TASK DETAILS:
Below are some entries; state how many of their lines include the word "reparieren" and give no more than that number.

ENTRIES PROVIDED:
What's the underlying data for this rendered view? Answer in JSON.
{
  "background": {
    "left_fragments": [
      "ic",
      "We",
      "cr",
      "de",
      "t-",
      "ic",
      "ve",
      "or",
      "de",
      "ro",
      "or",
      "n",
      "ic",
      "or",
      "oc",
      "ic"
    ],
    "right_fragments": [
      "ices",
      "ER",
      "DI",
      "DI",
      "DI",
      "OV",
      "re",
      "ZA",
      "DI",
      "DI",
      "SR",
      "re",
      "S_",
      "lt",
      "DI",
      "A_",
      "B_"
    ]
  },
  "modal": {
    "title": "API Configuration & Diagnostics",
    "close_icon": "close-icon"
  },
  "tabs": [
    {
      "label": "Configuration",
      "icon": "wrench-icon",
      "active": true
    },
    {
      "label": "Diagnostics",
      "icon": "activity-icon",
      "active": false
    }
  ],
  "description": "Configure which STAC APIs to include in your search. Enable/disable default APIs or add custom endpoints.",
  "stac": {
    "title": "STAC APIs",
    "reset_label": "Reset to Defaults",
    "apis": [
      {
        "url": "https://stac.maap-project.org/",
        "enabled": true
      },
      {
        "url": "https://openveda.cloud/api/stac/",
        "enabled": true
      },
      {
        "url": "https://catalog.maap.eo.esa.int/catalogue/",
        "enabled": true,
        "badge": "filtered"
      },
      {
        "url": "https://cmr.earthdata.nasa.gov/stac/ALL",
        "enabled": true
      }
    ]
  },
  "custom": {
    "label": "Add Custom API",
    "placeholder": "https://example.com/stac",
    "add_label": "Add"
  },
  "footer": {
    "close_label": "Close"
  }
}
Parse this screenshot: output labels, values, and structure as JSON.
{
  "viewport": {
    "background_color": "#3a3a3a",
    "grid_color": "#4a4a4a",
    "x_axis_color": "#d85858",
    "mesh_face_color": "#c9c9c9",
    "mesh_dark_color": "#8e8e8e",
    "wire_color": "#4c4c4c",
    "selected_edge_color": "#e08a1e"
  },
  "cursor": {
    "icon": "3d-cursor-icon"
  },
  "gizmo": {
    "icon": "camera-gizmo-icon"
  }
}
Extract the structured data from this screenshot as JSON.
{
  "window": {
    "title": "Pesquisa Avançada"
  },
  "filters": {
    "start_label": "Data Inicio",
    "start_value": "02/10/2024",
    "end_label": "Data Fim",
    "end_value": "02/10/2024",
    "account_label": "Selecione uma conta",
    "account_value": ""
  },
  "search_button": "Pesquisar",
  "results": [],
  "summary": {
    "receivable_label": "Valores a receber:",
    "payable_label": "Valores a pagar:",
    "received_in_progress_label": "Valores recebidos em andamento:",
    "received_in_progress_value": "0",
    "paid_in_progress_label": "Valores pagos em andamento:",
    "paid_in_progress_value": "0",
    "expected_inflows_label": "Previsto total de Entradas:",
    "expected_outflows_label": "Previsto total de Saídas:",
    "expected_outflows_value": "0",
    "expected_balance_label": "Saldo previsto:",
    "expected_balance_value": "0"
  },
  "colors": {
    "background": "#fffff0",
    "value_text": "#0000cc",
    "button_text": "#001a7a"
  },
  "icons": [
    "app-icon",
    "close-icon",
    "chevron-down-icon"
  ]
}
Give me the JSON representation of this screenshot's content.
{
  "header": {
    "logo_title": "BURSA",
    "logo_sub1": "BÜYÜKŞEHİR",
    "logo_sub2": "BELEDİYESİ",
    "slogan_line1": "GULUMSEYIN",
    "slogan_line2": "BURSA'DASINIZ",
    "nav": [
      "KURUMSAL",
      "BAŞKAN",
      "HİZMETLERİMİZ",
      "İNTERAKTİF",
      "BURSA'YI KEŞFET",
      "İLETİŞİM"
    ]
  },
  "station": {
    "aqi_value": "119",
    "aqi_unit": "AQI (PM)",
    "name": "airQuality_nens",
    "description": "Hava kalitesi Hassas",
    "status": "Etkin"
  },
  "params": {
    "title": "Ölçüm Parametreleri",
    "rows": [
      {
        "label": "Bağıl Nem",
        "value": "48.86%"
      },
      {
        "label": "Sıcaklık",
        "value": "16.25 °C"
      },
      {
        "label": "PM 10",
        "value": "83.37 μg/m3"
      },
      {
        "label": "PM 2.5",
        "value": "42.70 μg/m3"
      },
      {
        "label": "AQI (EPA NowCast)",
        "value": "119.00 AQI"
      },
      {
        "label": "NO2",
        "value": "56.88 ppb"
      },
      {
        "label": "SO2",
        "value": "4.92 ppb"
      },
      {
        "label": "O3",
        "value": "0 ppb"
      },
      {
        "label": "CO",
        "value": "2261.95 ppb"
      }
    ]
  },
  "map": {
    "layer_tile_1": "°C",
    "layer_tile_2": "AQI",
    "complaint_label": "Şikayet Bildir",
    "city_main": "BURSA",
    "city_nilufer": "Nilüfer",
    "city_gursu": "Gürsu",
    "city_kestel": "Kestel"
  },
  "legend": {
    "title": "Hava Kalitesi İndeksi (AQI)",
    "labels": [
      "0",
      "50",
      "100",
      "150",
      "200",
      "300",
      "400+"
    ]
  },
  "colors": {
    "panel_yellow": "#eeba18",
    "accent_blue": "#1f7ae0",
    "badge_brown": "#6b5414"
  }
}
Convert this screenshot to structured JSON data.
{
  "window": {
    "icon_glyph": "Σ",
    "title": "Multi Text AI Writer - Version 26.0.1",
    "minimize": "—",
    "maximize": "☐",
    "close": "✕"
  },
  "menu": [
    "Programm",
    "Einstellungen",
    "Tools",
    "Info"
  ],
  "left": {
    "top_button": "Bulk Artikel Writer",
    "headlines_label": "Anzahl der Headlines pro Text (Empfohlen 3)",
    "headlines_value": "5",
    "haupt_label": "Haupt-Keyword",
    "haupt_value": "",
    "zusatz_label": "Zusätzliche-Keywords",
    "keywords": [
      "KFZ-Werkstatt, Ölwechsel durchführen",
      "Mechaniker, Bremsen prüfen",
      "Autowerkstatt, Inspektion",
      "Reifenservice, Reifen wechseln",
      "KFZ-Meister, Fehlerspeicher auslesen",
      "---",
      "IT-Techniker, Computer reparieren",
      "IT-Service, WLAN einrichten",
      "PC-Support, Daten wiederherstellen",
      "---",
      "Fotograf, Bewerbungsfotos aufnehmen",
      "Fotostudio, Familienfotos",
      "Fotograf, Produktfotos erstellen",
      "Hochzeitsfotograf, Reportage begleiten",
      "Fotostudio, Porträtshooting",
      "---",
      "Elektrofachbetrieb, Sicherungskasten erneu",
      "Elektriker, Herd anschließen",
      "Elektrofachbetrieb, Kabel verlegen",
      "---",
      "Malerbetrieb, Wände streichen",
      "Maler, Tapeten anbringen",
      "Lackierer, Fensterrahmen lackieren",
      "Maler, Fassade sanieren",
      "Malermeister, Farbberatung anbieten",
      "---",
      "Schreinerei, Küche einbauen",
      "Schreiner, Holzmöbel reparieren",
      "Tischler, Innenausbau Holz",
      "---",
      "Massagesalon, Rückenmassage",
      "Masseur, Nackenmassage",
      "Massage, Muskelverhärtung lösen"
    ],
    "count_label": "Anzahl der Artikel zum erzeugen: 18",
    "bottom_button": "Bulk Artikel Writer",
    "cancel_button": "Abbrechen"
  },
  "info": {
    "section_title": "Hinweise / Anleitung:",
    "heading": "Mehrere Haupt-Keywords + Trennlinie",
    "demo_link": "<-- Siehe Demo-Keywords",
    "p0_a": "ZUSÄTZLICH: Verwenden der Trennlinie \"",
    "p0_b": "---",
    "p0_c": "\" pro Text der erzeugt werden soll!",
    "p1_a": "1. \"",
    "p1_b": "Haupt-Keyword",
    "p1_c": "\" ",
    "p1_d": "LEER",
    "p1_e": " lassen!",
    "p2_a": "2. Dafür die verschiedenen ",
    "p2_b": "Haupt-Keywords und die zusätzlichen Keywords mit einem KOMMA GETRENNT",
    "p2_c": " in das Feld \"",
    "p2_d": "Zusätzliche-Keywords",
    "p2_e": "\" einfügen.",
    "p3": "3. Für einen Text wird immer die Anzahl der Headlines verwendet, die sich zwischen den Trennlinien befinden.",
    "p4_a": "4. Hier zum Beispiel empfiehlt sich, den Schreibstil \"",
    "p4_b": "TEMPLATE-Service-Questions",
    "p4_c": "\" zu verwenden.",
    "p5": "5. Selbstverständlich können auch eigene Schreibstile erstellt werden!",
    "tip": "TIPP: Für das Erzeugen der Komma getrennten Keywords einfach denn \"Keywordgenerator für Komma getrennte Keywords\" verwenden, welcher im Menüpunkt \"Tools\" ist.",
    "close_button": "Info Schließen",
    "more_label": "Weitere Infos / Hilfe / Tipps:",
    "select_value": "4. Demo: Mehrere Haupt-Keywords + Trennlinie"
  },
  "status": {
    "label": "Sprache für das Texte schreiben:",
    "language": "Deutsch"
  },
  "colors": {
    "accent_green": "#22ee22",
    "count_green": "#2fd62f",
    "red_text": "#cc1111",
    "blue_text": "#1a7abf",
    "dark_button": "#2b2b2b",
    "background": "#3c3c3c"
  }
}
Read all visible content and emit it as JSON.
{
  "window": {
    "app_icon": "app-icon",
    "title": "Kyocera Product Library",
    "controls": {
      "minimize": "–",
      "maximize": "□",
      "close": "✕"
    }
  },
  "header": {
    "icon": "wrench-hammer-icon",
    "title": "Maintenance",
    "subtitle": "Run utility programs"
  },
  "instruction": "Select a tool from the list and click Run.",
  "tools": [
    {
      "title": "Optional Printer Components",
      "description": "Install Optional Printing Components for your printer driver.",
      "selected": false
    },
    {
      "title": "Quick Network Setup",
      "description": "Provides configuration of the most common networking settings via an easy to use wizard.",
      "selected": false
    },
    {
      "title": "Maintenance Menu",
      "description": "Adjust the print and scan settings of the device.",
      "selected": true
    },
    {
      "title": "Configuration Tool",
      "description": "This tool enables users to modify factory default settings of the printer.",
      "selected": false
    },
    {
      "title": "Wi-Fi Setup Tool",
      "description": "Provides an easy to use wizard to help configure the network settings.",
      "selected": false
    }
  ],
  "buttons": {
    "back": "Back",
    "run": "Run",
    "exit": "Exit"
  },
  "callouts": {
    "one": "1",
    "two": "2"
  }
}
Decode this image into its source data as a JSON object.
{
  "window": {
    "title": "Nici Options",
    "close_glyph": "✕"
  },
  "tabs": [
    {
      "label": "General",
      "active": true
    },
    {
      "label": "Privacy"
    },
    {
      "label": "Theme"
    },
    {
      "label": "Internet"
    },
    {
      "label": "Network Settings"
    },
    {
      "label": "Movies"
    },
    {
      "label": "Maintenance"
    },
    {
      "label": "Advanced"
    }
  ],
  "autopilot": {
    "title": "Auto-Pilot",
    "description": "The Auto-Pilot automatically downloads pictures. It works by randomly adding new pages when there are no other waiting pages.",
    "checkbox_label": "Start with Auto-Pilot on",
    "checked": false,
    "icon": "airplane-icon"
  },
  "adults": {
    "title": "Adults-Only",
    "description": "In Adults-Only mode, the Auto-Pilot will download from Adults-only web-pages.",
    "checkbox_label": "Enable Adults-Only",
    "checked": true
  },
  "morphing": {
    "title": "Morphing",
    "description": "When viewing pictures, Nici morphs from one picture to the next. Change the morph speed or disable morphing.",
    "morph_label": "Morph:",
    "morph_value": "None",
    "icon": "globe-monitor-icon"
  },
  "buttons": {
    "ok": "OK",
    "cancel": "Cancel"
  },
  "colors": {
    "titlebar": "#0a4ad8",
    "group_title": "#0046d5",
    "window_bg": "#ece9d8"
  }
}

COMPLETED TASK:
2